Data records:
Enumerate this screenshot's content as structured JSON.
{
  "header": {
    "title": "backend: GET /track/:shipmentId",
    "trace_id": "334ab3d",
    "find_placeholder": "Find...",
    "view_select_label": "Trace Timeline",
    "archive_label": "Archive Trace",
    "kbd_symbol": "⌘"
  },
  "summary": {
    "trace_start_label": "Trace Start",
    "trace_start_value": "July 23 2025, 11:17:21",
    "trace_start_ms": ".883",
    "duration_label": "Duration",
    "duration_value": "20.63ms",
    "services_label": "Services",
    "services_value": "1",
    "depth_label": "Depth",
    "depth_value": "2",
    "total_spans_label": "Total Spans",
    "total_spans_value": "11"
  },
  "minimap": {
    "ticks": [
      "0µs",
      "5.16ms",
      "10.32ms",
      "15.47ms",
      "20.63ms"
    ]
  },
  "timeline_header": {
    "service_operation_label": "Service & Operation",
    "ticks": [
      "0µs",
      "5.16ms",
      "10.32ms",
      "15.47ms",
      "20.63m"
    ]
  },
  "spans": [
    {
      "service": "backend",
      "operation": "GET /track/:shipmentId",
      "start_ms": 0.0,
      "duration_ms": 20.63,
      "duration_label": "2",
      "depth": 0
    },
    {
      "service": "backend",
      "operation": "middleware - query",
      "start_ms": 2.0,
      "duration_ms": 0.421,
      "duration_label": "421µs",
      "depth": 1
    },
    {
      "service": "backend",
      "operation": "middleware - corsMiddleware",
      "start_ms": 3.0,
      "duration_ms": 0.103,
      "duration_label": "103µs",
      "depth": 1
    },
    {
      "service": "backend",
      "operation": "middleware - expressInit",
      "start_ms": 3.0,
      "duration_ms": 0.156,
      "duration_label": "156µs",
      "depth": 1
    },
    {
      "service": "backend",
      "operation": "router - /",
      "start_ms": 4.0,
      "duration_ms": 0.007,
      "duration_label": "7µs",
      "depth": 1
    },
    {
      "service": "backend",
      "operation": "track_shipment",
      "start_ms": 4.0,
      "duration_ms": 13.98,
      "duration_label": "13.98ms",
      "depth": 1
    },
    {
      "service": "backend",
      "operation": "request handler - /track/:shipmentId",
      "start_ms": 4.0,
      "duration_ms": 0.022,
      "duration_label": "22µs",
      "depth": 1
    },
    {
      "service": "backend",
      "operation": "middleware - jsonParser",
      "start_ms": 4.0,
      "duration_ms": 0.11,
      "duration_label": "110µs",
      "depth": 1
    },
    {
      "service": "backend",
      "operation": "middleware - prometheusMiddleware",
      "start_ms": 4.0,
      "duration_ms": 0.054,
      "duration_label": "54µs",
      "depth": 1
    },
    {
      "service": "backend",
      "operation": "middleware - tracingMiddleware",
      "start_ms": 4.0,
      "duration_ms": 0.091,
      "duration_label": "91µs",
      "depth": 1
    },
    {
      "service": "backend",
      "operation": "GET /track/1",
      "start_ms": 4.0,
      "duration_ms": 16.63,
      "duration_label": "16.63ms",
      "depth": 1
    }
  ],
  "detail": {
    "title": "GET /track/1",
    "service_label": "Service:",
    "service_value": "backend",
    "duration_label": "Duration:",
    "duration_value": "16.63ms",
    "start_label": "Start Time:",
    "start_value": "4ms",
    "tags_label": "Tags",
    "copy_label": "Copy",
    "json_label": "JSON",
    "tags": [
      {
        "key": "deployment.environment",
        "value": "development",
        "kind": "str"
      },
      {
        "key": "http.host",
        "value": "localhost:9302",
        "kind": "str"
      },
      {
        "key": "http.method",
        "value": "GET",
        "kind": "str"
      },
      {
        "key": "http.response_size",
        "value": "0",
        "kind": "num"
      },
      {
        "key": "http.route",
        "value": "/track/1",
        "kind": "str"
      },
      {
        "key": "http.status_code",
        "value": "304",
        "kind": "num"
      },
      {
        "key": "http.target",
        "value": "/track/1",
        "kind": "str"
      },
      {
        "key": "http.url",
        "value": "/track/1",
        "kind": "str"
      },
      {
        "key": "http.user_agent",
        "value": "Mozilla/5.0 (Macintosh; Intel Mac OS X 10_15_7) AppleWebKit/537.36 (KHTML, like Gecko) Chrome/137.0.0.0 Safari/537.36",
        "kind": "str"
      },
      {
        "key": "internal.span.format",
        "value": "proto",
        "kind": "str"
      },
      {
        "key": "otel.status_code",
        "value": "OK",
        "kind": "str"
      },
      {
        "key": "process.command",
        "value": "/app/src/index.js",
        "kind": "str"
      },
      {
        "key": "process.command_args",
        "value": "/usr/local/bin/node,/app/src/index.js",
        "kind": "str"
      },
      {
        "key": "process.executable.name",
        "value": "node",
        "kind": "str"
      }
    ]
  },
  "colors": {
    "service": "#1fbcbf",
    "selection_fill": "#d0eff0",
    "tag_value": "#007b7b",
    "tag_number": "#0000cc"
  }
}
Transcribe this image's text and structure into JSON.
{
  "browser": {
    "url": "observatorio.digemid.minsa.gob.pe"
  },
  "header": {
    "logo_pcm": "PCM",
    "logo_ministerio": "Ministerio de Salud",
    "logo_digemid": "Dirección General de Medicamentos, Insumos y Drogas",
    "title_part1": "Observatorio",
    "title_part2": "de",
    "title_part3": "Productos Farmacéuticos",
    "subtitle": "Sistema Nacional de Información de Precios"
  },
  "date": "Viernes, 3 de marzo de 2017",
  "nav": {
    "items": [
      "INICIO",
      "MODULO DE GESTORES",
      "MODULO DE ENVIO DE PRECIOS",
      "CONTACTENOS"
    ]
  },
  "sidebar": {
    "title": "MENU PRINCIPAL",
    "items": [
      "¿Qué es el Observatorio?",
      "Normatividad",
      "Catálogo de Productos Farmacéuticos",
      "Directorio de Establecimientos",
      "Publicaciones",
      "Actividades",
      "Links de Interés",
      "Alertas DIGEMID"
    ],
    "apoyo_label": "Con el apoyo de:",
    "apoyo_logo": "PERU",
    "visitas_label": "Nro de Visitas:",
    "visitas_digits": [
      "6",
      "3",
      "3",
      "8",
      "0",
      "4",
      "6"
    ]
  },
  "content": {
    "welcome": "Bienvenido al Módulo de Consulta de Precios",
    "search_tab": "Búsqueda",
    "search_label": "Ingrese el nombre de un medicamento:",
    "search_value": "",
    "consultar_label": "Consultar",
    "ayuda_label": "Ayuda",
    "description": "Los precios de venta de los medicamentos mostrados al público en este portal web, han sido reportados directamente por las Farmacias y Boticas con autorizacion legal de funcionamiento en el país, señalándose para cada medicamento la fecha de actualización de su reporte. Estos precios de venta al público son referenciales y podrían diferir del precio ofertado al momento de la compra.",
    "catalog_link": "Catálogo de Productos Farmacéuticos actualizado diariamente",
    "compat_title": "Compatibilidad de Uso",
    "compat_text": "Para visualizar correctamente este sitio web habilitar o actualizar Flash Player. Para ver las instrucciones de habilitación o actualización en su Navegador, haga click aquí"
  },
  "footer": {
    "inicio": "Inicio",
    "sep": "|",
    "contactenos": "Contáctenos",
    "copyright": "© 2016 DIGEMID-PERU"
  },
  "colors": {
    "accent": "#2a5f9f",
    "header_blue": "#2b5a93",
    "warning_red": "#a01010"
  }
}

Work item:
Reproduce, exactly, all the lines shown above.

Output of the exercise:
Enumerate this screenshot's content as structured JSON.
{
  "header": {
    "title": "backend: GET /track/:shipmentId",
    "trace_id": "334ab3d",
    "find_placeholder": "Find...",
    "view_select_label": "Trace Timeline",
    "archive_label": "Archive Trace",
    "kbd_symbol": "⌘"
  },
  "summary": {
    "trace_start_label": "Trace Start",
    "trace_start_value": "July 23 2025, 11:17:21",
    "trace_start_ms": ".883",
    "duration_label": "Duration",
    "duration_value": "20.63ms",
    "services_label": "Services",
    "services_value": "1",
    "depth_label": "Depth",
    "depth_value": "2",
    "total_spans_label": "Total Spans",
    "total_spans_value": "11"
  },
  "minimap": {
    "ticks": [
      "0µs",
      "5.16ms",
      "10.32ms",
      "15.47ms",
      "20.63ms"
    ]
  },
  "timeline_header": {
    "service_operation_label": "Service & Operation",
    "ticks": [
      "0µs",
      "5.16ms",
      "10.32ms",
      "15.47ms",
      "20.63m"
    ]
  },
  "spans": [
    {
      "service": "backend",
      "operation": "GET /track/:shipmentId",
      "start_ms": 0.0,
      "duration_ms": 20.63,
      "duration_label": "2",
      "depth": 0
    },
    {
      "service": "backend",
      "operation": "middleware - query",
      "start_ms": 2.0,
      "duration_ms": 0.421,
      "duration_label": "421µs",
      "depth": 1
    },
    {
      "service": "backend",
      "operation": "middleware - corsMiddleware",
      "start_ms": 3.0,
      "duration_ms": 0.103,
      "duration_label": "103µs",
      "depth": 1
    },
    {
      "service": "backend",
      "operation": "middleware - expressInit",
      "start_ms": 3.0,
      "duration_ms": 0.156,
      "duration_label": "156µs",
      "depth": 1
    },
    {
      "service": "backend",
      "operation": "router - /",
      "start_ms": 4.0,
      "duration_ms": 0.007,
      "duration_label": "7µs",
      "depth": 1
    },
    {
      "service": "backend",
      "operation": "track_shipment",
      "start_ms": 4.0,
      "duration_ms": 13.98,
      "duration_label": "13.98ms",
      "depth": 1
    },
    {
      "service": "backend",
      "operation": "request handler - /track/:shipmentId",
      "start_ms": 4.0,
      "duration_ms": 0.022,
      "duration_label": "22µs",
      "depth": 1
    },
    {
      "service": "backend",
      "operation": "middleware - jsonParser",
      "start_ms": 4.0,
      "duration_ms": 0.11,
      "duration_label": "110µs",
      "depth": 1
    },
    {
      "service": "backend",
      "operation": "middleware - prometheusMiddleware",
      "start_ms": 4.0,
      "duration_ms": 0.054,
      "duration_label": "54µs",
      "depth": 1
    },
    {
      "service": "backend",
      "operation": "middleware - tracingMiddleware",
      "start_ms": 4.0,
      "duration_ms": 0.091,
      "duration_label": "91µs",
      "depth": 1
    },
    {
      "service": "backend",
      "operation": "GET /track/1",
      "start_ms": 4.0,
      "duration_ms": 16.63,
      "duration_label": "16.63ms",
      "depth": 1
    }
  ],
  "detail": {
    "title": "GET /track/1",
    "service_label": "Service:",
    "service_value": "backend",
    "duration_label": "Duration:",
    "duration_value": "16.63ms",
    "start_label": "Start Time:",
    "start_value": "4ms",
    "tags_label": "Tags",
    "copy_label": "Copy",
    "json_label": "JSON",
    "tags": [
      {
        "key": "deployment.environment",
        "value": "development",
        "kind": "str"
      },
      {
        "key": "http.host",
        "value": "localhost:9302",
        "kind": "str"
      },
      {
        "key": "http.method",
        "value": "GET",
        "kind": "str"
      },
      {
        "key": "http.response_size",
        "value": "0",
        "kind": "num"
      },
      {
        "key": "http.route",
        "value": "/track/1",
        "kind": "str"
      },
      {
        "key": "http.status_code",
        "value": "304",
        "kind": "num"
      },
      {
        "key": "http.target",
        "value": "/track/1",
        "kind": "str"
      },
      {
        "key": "http.url",
        "value": "/track/1",
        "kind": "str"
      },
      {
        "key": "http.user_agent",
        "value": "Mozilla/5.0 (Macintosh; Intel Mac OS X 10_15_7) AppleWebKit/537.36 (KHTML, like Gecko) Chrome/137.0.0.0 Safari/537.36",
        "kind": "str"
      },
      {
        "key": "internal.span.format",
        "value": "proto",
        "kind": "str"
      },
      {
        "key": "otel.status_code",
        "value": "OK",
        "kind": "str"
      },
      {
        "key": "process.command",
        "value": "/app/src/index.js",
        "kind": "str"
      },
      {
        "key": "process.command_args",
        "value": "/usr/local/bin/node,/app/src/index.js",
        "kind": "str"
      },
      {
        "key": "process.executable.name",
        "value": "node",
        "kind": "str"
      }
    ]
  },
  "colors": {
    "service": "#1fbcbf",
    "selection_fill": "#d0eff0",
    "tag_value": "#007b7b",
    "tag_number": "#0000cc"
  }
}
Transcribe this image's text and structure into JSON.
{
  "browser": {
    "url": "observatorio.digemid.minsa.gob.pe"
  },
  "header": {
    "logo_pcm": "PCM",
    "logo_ministerio": "Ministerio de Salud",
    "logo_digemid": "Dirección General de Medicamentos, Insumos y Drogas",
    "title_part1": "Observatorio",
    "title_part2": "de",
    "title_part3": "Productos Farmacéuticos",
    "subtitle": "Sistema Nacional de Información de Precios"
  },
  "date": "Viernes, 3 de marzo de 2017",
  "nav": {
    "items": [
      "INICIO",
      "MODULO DE GESTORES",
      "MODULO DE ENVIO DE PRECIOS",
      "CONTACTENOS"
    ]
  },
  "sidebar": {
    "title": "MENU PRINCIPAL",
    "items": [
      "¿Qué es el Observatorio?",
      "Normatividad",
      "Catálogo de Productos Farmacéuticos",
      "Directorio de Establecimientos",
      "Publicaciones",
      "Actividades",
      "Links de Interés",
      "Alertas DIGEMID"
    ],
    "apoyo_label": "Con el apoyo de:",
    "apoyo_logo": "PERU",
    "visitas_label": "Nro de Visitas:",
    "visitas_digits": [
      "6",
      "3",
      "3",
      "8",
      "0",
      "4",
      "6"
    ]
  },
  "content": {
    "welcome": "Bienvenido al Módulo de Consulta de Precios",
    "search_tab": "Búsqueda",
    "search_label": "Ingrese el nombre de un medicamento:",
    "search_value": "",
    "consultar_label": "Consultar",
    "ayuda_label": "Ayuda",
    "description": "Los precios de venta de los medicamentos mostrados al público en este portal web, han sido reportados directamente por las Farmacias y Boticas con autorizacion legal de funcionamiento en el país, señalándose para cada medicamento la fecha de actualización de su reporte. Estos precios de venta al público son referenciales y podrían diferir del precio ofertado al momento de la compra.",
    "catalog_link": "Catálogo de Productos Farmacéuticos actualizado diariamente",
    "compat_title": "Compatibilidad de Uso",
    "compat_text": "Para visualizar correctamente este sitio web habilitar o actualizar Flash Player. Para ver las instrucciones de habilitación o actualización en su Navegador, haga click aquí"
  },
  "footer": {
    "inicio": "Inicio",
    "sep": "|",
    "contactenos": "Contáctenos",
    "copyright": "© 2016 DIGEMID-PERU"
  },
  "colors": {
    "accent": "#2a5f9f",
    "header_blue": "#2b5a93",
    "warning_red": "#a01010"
  }
}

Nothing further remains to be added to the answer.